Consumers have different needs
Cryptocurrency proponents have done a particularly good job promoting things like decentralization, security, and privacy. All those things constitute very good reasons for using cryptocurrency. But they do not mean much to the average consumer who doesn't have philosophical objections to fiat. To most consumers, cryptocurrency represents just another payment system no different than debit cards and e-wallets.
Consumers have different needs compared to idealists and investors. Latin America proves that. Consumers in those countries are not all that concerned about daily Bitcoin price fluctuations. They are not concerned about buying low, selling high, and doing it all on a decentralized network that is not subject to government snooping.
What do they care about? Going to the store to buy food for their children. They worry about paying for housing and healthcare services. If Bitcoin makes it possible to pay their bills within a system that doesn't allow them to have traditional bank accounts, they will use Bitcoin.
You could make the case that the same mentality exists within the gambling community. Your average player looking to get in a few rounds of Mega Moolah or Pixies of the Forest probably doesn't think a whole lot about decentralized finance. He thinks about spinning the wheels and watching the symbols fall in winning combinations. Make it easy and cheap to play and you have his attention.
Fees don't have to be problematic
The good news in all of this is that transaction fees do not have to be problematic for gambling operators. At the same time Bitcoin and Ethereum were seeing transaction fees in excess of $6.00, Bitcoin SV had an average transaction price of less than $0.01. They were not alone. Litecoin, XRP, Dash, and others consistently have much lower transaction fees.
At this point, the issue seems to be one of scalability. Transaction fees will always be part of the cryptocurrency equation for the simple fact that miners have to make a living. A truly scalable network allows a free flow of traffic that encourages miners to make their money on volume rather than individual transactions. Furthermore, less congestion means more competition for every transaction. That ultimately keeps transaction prices low.
An analysis of scalability compared to transaction fees suggests that Bitcoin may not be the best choice as a payment system for online gambling. Bitcoin is also limited in its usefulness. Its only real function is payments. Ethereum, Bitcoin SV, and a number of others have practical applications above and beyond payments. Thus, they seem like more attractive options for an all-in-one platform.
When free markets prevail

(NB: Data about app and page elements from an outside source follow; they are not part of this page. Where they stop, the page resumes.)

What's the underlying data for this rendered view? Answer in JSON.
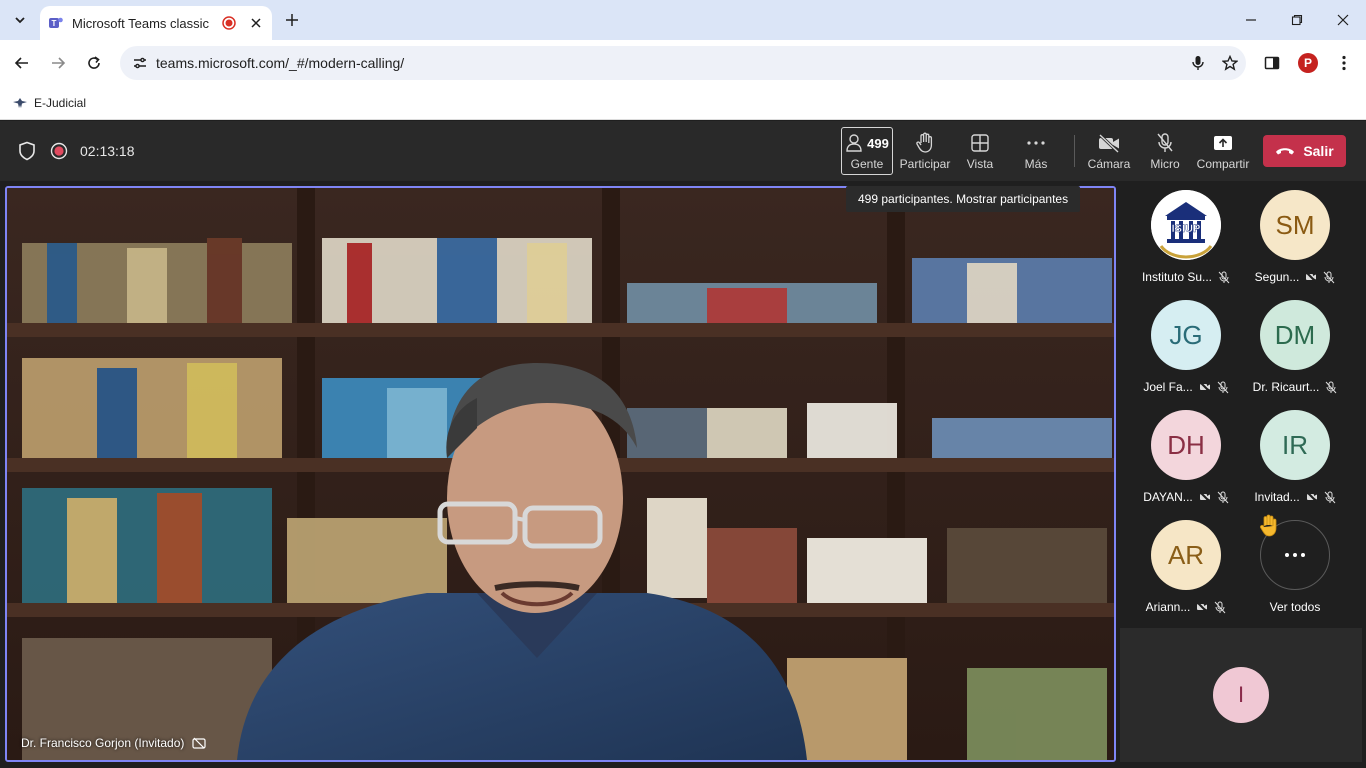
{
  "browser": {
    "tab_title": "Microsoft Teams classic",
    "url": "teams.microsoft.com/_#/modern-calling/",
    "bookmark_label": "E-Judicial",
    "profile_initial": "P"
  },
  "meeting": {
    "timer": "02:13:18",
    "controls": {
      "people_count": "499",
      "people_label": "Gente",
      "raise_label": "Participar",
      "view_label": "Vista",
      "more_label": "Más",
      "camera_label": "Cámara",
      "mic_label": "Micro",
      "share_label": "Compartir",
      "leave_label": "Salir"
    },
    "tooltip": "499 participantes. Mostrar participantes",
    "speaker_name": "Dr. Francisco Gorjon (Invitado)"
  },
  "roster": {
    "participants": [
      {
        "name": "Instituto Su...",
        "initials": "",
        "logo_text": "ISIUP",
        "bg": "#ffffff",
        "fg": "#1a2f7a"
      },
      {
        "name": "Segun...",
        "initials": "SM",
        "bg": "#f6e7c8",
        "fg": "#8a5a12"
      },
      {
        "name": "Joel Fa...",
        "initials": "JG",
        "bg": "#d6eef2",
        "fg": "#2a6c78"
      },
      {
        "name": "Dr. Ricaurt...",
        "initials": "DM",
        "bg": "#cfe9dc",
        "fg": "#2c6b4e"
      },
      {
        "name": "DAYAN...",
        "initials": "DH",
        "bg": "#f3d6dc",
        "fg": "#8a2f44"
      },
      {
        "name": "Invitad...",
        "initials": "IR",
        "bg": "#d3ebe1",
        "fg": "#2f6a55"
      },
      {
        "name": "Ariann...",
        "initials": "AR",
        "bg": "#f6e6c6",
        "fg": "#8a5e18"
      }
    ],
    "see_all_label": "Ver todos",
    "self_initial": "I"
  },
  "colors": {
    "accent": "#7f85f5",
    "leave": "#c4314b",
    "record": "#e04a5f"
  }
}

Wrapping all of this up is the simple principle of free markets. When free markets are allowed to prevail, consumers make choices based on their own best interests. We see that very clearly in Bitcoin's inability to start that bull run everybody was talking about back in January. Bitcoin's two biggest problems are scalability and transaction fees.
Free markets will not sustain high transaction fees when competing networks offer substantially lower fees. That is just the reality of personal economics. It is a reality that could be hindering cryptocurrency as a payment system for gambling.

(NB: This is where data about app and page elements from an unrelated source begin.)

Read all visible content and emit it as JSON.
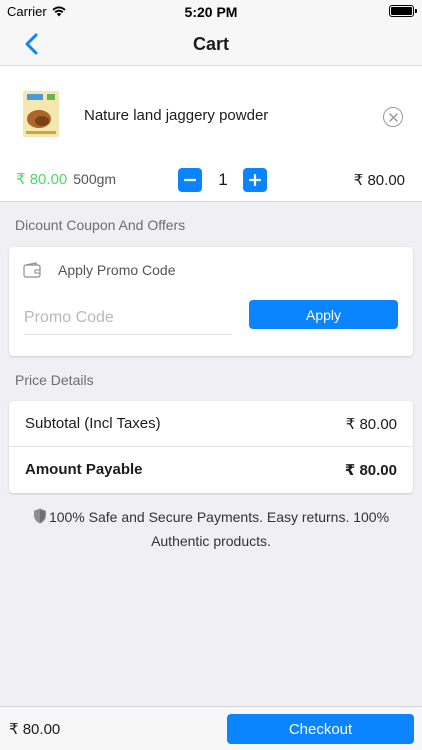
{
  "status_bar": {
    "carrier": "Carrier",
    "time": "5:20 PM"
  },
  "nav": {
    "title": "Cart",
    "back_icon": "chevron-left-icon"
  },
  "cart_item": {
    "name": "Nature land jaggery powder",
    "unit_price": "₹ 80.00",
    "size": "500gm",
    "quantity": "1",
    "line_total": "₹ 80.00"
  },
  "coupon": {
    "section_title": "Dicount Coupon And Offers",
    "label": "Apply Promo Code",
    "placeholder": "Promo Code",
    "value": "",
    "apply_label": "Apply"
  },
  "price_details": {
    "section_title": "Price Details",
    "subtotal_label": "Subtotal (Incl Taxes)",
    "subtotal_value": "₹ 80.00",
    "payable_label": "Amount Payable",
    "payable_value": "₹ 80.00"
  },
  "secure_note": "100% Safe and Secure Payments. Easy returns. 100% Authentic products.",
  "footer": {
    "total": "₹ 80.00",
    "checkout_label": "Checkout"
  },
  "colors": {
    "accent": "#0a84ff",
    "price_green": "#4cd964",
    "background": "#efeff4"
  }
}
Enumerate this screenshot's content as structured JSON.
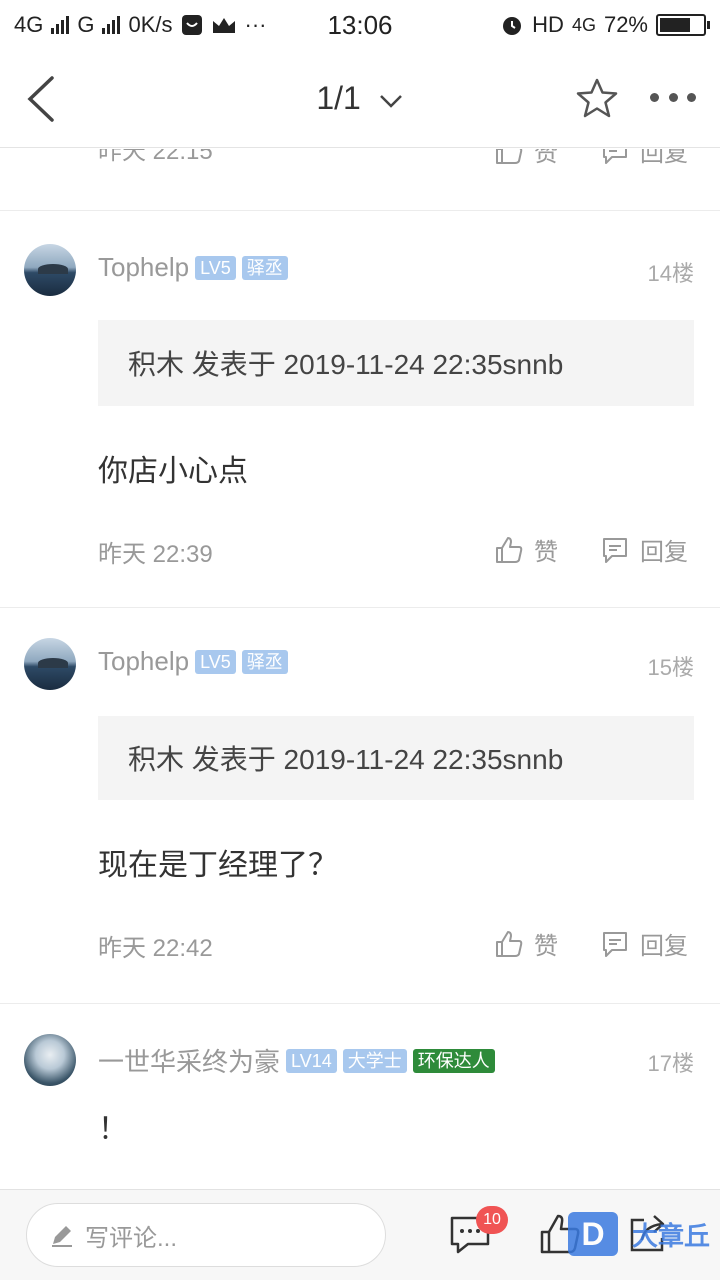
{
  "status_bar": {
    "net1": "4G",
    "net2": "G",
    "speed": "0K/s",
    "time": "13:06",
    "hd": "HD",
    "net3": "4G",
    "battery": "72%",
    "battery_level": 0.72
  },
  "nav": {
    "title": "1/1"
  },
  "prev_post": {
    "time": "昨天 22:15",
    "like": "赞",
    "reply": "回复"
  },
  "posts": [
    {
      "username": "Tophelp",
      "badges": [
        "LV5",
        "驿丞"
      ],
      "floor": "14楼",
      "quote": "积木 发表于 2019-11-24 22:35snnb",
      "text": "你店小心点",
      "time": "昨天 22:39",
      "like": "赞",
      "reply": "回复"
    },
    {
      "username": "Tophelp",
      "badges": [
        "LV5",
        "驿丞"
      ],
      "floor": "15楼",
      "quote": "积木 发表于 2019-11-24 22:35snnb",
      "text": "现在是丁经理了？",
      "time": "昨天 22:42",
      "like": "赞",
      "reply": "回复"
    },
    {
      "username": "一世华采终为豪",
      "badges": [
        "LV14",
        "大学士",
        "环保达人"
      ],
      "floor": "17楼",
      "text": "！"
    }
  ],
  "bottom_bar": {
    "placeholder": "写评论...",
    "comment_count": "10",
    "watermark": "大章丘",
    "watermark_logo": "D"
  },
  "colors": {
    "badge_blue": "#a8c8ee",
    "badge_green": "#2e8b3a",
    "notification_red": "#f05454",
    "watermark_blue": "#3a7ae0"
  }
}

Digital currencies of some sort are poised to overtake minted currency within the next few years. Will private cryptocurrencies be able to compete? That depends on a variety of factors, including transaction fees. If they eventually cannot compete in the marketplace of daily commerce, they are going to have a hard time competing in the gambling arena.

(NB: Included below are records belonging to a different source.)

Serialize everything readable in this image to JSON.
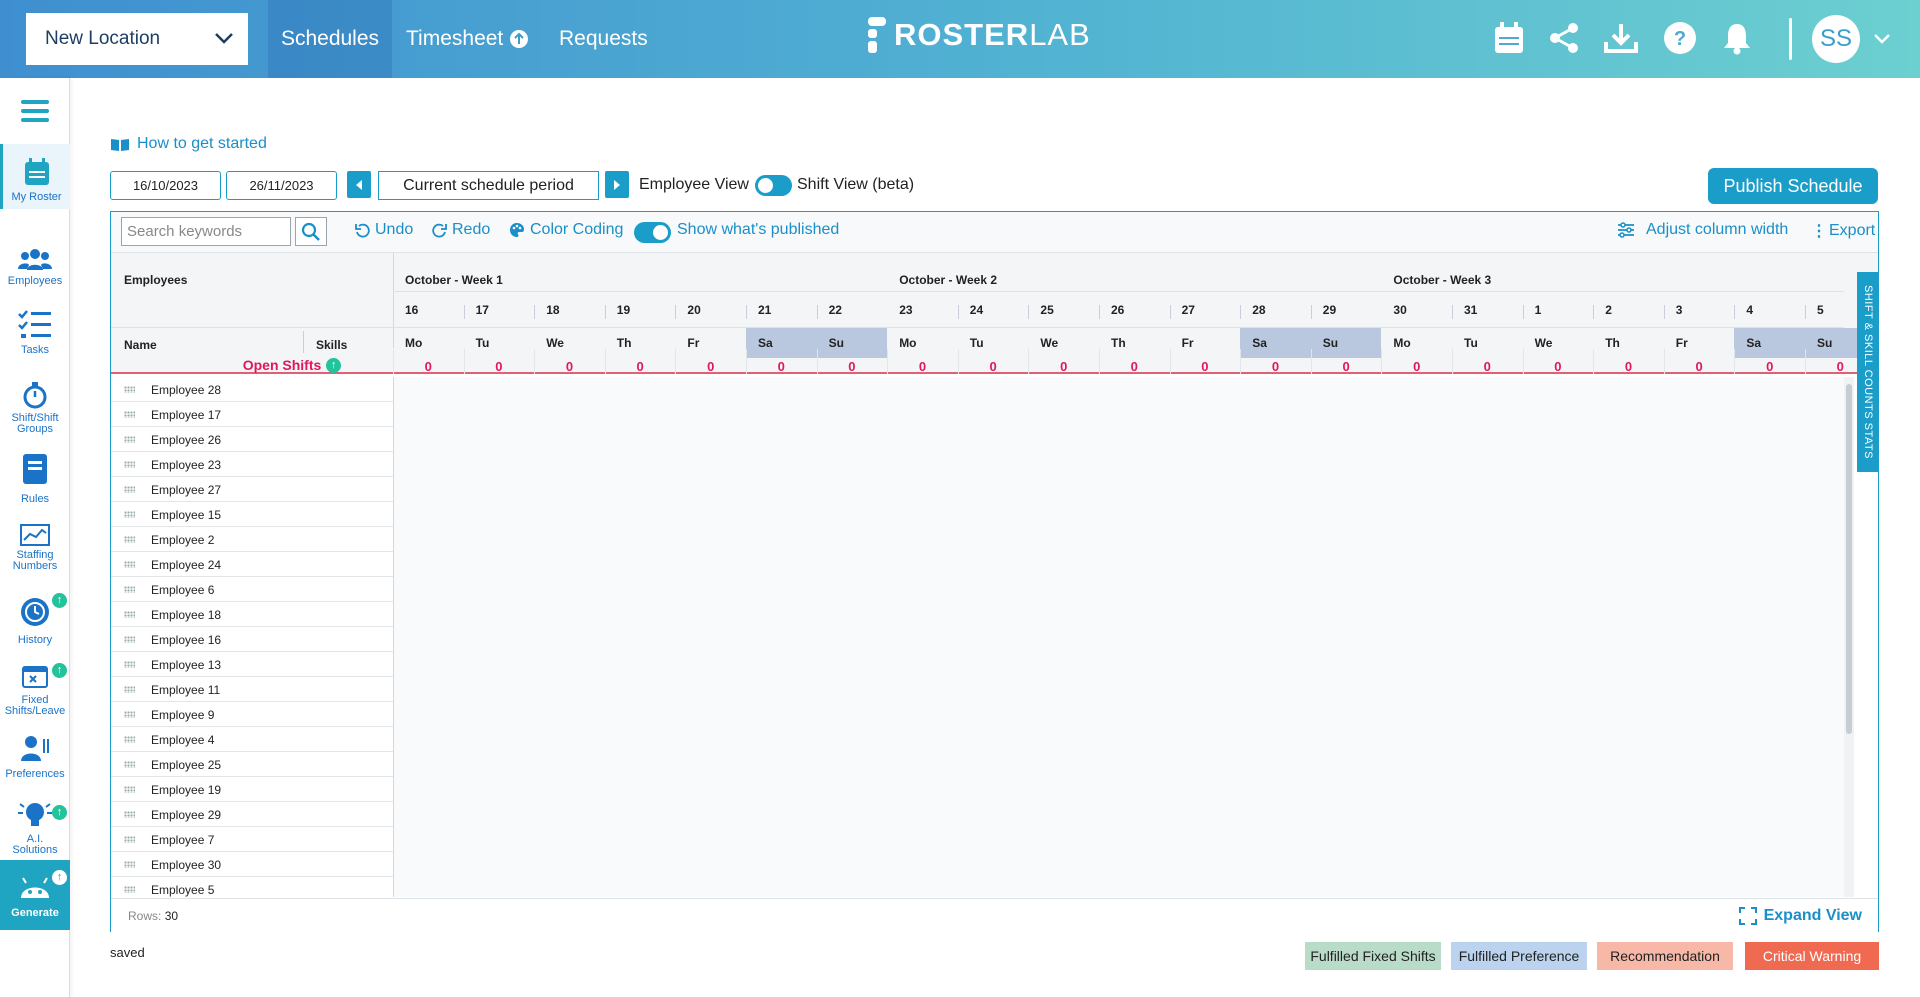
{
  "header": {
    "location": "New Location",
    "tabs": {
      "schedules": "Schedules",
      "timesheet": "Timesheet",
      "requests": "Requests"
    },
    "logo_bold": "ROSTER",
    "logo_light": "LAB",
    "icons": [
      "calendar-icon",
      "share-icon",
      "download-icon",
      "help-icon",
      "bell-icon"
    ],
    "avatar": "SS"
  },
  "sidebar": {
    "items": [
      {
        "label": "My Roster",
        "icon": "calendar-icon"
      },
      {
        "label": "Employees",
        "icon": "people-icon"
      },
      {
        "label": "Tasks",
        "icon": "tasks-icon"
      },
      {
        "label": "Shift/Shift Groups",
        "icon": "stopwatch-icon"
      },
      {
        "label": "Rules",
        "icon": "book-icon"
      },
      {
        "label": "Staffing Numbers",
        "icon": "chart-icon"
      },
      {
        "label": "History",
        "icon": "history-icon"
      },
      {
        "label": "Fixed Shifts/Leave",
        "icon": "calendar-x-icon"
      },
      {
        "label": "Preferences",
        "icon": "preferences-icon"
      },
      {
        "label": "A.I. Solutions",
        "icon": "lightbulb-icon"
      },
      {
        "label": "Generate",
        "icon": "robot-icon"
      }
    ]
  },
  "controls": {
    "how_to": "How to get started",
    "start_date": "16/10/2023",
    "end_date": "26/11/2023",
    "period": "Current schedule period",
    "employee_view": "Employee View",
    "shift_view": "Shift View (beta)",
    "publish": "Publish Schedule"
  },
  "toolbar": {
    "search_placeholder": "Search keywords",
    "undo": "Undo",
    "redo": "Redo",
    "color_coding": "Color Coding",
    "show_published": "Show what's published",
    "adjust": "Adjust column width",
    "export": "Export"
  },
  "grid": {
    "employees_header": "Employees",
    "name_header": "Name",
    "skills_header": "Skills",
    "open_shifts_label": "Open Shifts",
    "weeks": [
      "October - Week 1",
      "October - Week 2",
      "October - Week 3"
    ],
    "days": [
      {
        "d": "16",
        "w": "Mo"
      },
      {
        "d": "17",
        "w": "Tu"
      },
      {
        "d": "18",
        "w": "We"
      },
      {
        "d": "19",
        "w": "Th"
      },
      {
        "d": "20",
        "w": "Fr"
      },
      {
        "d": "21",
        "w": "Sa"
      },
      {
        "d": "22",
        "w": "Su"
      },
      {
        "d": "23",
        "w": "Mo"
      },
      {
        "d": "24",
        "w": "Tu"
      },
      {
        "d": "25",
        "w": "We"
      },
      {
        "d": "26",
        "w": "Th"
      },
      {
        "d": "27",
        "w": "Fr"
      },
      {
        "d": "28",
        "w": "Sa"
      },
      {
        "d": "29",
        "w": "Su"
      },
      {
        "d": "30",
        "w": "Mo"
      },
      {
        "d": "31",
        "w": "Tu"
      },
      {
        "d": "1",
        "w": "We"
      },
      {
        "d": "2",
        "w": "Th"
      },
      {
        "d": "3",
        "w": "Fr"
      },
      {
        "d": "4",
        "w": "Sa"
      },
      {
        "d": "5",
        "w": "Su"
      }
    ],
    "open_shift_counts": [
      "0",
      "0",
      "0",
      "0",
      "0",
      "0",
      "0",
      "0",
      "0",
      "0",
      "0",
      "0",
      "0",
      "0",
      "0",
      "0",
      "0",
      "0",
      "0",
      "0",
      "0"
    ],
    "employees": [
      "Employee 28",
      "Employee 17",
      "Employee 26",
      "Employee 23",
      "Employee 27",
      "Employee 15",
      "Employee 2",
      "Employee 24",
      "Employee 6",
      "Employee 18",
      "Employee 16",
      "Employee 13",
      "Employee 11",
      "Employee 9",
      "Employee 4",
      "Employee 25",
      "Employee 19",
      "Employee 29",
      "Employee 7",
      "Employee 30",
      "Employee 5"
    ],
    "side_panel": "SHIFT & SKILL COUNTS STATS",
    "rows_label": "Rows:",
    "rows_count": "30",
    "expand": "Expand View"
  },
  "status": "saved",
  "legend": [
    {
      "label": "Fulfilled Fixed Shifts",
      "color": "#b9dcc9"
    },
    {
      "label": "Fulfilled Preference",
      "color": "#bcd3ef"
    },
    {
      "label": "Recommendation",
      "color": "#f7b8a8"
    },
    {
      "label": "Critical Warning",
      "color": "#f06a52"
    }
  ],
  "colors": {
    "accent": "#1a9dc9",
    "weekend": "#b9c8de",
    "open_shift": "#e0185a"
  }
}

What is the lesson here? Address scalability and transaction fees. Fix the problems inherent to both and you create utility. Once you do that, the gambling industry opens up nicely.